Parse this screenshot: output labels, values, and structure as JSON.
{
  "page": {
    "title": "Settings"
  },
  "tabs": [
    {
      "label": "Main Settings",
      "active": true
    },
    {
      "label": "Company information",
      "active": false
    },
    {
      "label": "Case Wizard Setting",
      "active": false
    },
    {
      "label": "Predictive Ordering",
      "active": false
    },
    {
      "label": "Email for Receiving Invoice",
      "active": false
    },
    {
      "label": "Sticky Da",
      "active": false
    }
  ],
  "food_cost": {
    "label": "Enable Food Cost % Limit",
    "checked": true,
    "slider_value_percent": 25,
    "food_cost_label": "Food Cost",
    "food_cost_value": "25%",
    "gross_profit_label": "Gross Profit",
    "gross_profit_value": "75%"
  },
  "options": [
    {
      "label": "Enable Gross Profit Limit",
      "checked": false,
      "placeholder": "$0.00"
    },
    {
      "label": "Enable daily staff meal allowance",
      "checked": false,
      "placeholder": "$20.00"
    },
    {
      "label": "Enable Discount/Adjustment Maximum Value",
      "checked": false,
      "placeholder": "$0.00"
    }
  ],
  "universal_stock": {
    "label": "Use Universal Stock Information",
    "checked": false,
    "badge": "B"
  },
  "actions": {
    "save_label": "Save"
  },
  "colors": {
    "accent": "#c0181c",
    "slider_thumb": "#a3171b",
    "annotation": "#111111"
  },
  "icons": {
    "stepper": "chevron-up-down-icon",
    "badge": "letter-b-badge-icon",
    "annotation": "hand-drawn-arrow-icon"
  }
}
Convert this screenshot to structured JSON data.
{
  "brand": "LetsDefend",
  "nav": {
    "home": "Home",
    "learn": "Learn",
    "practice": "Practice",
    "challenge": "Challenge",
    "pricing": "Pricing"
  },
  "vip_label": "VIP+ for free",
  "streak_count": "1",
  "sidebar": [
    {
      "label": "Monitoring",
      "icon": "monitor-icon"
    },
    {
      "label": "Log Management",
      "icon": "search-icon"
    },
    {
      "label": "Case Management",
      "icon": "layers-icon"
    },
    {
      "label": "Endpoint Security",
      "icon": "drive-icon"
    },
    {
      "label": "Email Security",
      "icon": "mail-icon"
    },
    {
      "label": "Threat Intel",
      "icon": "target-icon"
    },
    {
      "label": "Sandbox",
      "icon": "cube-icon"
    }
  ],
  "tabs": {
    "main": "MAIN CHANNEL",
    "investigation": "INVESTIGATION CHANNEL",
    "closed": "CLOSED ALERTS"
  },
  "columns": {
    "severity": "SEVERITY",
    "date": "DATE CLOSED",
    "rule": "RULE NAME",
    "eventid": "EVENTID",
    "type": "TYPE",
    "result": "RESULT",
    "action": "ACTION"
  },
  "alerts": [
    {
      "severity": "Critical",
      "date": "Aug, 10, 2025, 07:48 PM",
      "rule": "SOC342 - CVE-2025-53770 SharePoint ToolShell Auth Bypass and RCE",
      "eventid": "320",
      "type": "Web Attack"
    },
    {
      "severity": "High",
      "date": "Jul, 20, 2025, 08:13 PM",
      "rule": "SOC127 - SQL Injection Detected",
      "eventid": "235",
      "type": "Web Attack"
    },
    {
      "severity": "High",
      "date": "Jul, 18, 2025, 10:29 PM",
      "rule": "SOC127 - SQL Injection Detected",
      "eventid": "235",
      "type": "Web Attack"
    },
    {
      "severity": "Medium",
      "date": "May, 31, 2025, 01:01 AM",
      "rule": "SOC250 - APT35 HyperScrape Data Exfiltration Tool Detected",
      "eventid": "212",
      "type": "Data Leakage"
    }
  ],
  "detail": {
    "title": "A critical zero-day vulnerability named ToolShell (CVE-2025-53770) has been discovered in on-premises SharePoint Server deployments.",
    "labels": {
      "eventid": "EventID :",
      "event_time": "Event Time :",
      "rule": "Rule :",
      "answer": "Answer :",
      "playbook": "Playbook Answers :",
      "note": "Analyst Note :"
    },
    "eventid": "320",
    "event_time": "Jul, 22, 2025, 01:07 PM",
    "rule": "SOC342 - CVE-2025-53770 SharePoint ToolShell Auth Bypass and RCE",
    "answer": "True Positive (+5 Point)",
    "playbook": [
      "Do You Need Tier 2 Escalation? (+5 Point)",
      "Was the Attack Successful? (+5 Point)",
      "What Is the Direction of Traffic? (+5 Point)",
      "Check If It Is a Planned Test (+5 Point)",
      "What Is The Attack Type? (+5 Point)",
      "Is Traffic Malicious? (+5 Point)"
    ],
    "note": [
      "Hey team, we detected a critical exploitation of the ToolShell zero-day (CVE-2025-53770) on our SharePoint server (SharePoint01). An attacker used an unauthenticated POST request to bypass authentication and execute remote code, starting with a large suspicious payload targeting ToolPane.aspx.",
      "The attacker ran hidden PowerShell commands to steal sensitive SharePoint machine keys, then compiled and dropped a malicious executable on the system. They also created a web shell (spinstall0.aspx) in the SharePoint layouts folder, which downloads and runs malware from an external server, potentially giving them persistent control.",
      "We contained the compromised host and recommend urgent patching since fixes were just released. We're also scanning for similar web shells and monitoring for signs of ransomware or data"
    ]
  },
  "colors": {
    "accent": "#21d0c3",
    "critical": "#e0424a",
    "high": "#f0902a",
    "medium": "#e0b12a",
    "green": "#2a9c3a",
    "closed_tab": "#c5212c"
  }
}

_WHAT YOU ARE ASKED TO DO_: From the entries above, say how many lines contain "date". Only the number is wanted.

_PROBLEM SOLUTION_: 5